▸ HOW TO COMPLETE THIS TASK
Would you go through the records below and copy each line with the string "travel"?

[[ DATASET EXCERPTS, beginning ]]

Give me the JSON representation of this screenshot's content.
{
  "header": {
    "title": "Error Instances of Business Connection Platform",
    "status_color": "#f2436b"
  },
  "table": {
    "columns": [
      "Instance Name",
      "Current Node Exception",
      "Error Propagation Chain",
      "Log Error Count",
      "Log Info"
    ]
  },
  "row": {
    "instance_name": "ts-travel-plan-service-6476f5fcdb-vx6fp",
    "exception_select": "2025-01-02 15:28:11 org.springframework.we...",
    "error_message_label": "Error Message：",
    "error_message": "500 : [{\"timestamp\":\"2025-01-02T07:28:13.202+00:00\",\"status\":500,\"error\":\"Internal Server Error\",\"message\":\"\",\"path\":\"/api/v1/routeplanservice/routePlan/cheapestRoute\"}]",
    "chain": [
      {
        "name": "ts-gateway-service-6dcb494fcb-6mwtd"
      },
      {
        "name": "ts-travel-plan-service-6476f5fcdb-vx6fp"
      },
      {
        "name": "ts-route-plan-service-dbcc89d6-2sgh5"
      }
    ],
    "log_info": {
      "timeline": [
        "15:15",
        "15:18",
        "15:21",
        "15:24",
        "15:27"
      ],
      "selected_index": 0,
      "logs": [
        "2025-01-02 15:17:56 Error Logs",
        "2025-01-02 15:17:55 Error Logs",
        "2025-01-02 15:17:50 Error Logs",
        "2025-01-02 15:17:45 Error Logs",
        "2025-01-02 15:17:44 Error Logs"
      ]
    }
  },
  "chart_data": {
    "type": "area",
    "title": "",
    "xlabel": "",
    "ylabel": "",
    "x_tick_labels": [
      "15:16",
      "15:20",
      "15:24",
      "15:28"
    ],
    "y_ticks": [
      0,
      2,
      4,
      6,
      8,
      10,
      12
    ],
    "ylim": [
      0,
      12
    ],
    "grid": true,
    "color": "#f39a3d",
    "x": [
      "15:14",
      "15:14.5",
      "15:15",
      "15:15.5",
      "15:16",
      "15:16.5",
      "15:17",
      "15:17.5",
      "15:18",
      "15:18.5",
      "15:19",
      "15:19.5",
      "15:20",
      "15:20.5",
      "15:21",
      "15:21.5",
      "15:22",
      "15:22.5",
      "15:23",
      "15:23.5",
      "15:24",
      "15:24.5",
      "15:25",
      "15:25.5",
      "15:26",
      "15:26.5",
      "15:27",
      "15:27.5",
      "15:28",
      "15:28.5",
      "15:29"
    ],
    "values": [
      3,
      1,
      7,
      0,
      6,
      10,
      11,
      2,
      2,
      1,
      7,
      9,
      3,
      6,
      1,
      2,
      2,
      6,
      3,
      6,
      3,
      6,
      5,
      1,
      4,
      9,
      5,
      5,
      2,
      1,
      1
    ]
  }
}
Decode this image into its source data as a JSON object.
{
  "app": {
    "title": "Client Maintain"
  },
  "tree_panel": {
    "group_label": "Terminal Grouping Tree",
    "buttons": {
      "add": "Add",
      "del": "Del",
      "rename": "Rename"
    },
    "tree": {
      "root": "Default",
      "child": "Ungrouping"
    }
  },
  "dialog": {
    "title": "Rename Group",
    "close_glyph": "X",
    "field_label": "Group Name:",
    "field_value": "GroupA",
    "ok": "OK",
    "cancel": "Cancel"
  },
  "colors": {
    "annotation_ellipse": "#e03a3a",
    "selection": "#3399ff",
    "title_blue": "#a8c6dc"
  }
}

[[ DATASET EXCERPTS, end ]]

▸ WRITTEN SOLUTION
    "instance_name": "ts-travel-plan-service-6476f5fcdb-vx6fp",
        "name": "ts-travel-plan-service-6476f5fcdb-vx6fp"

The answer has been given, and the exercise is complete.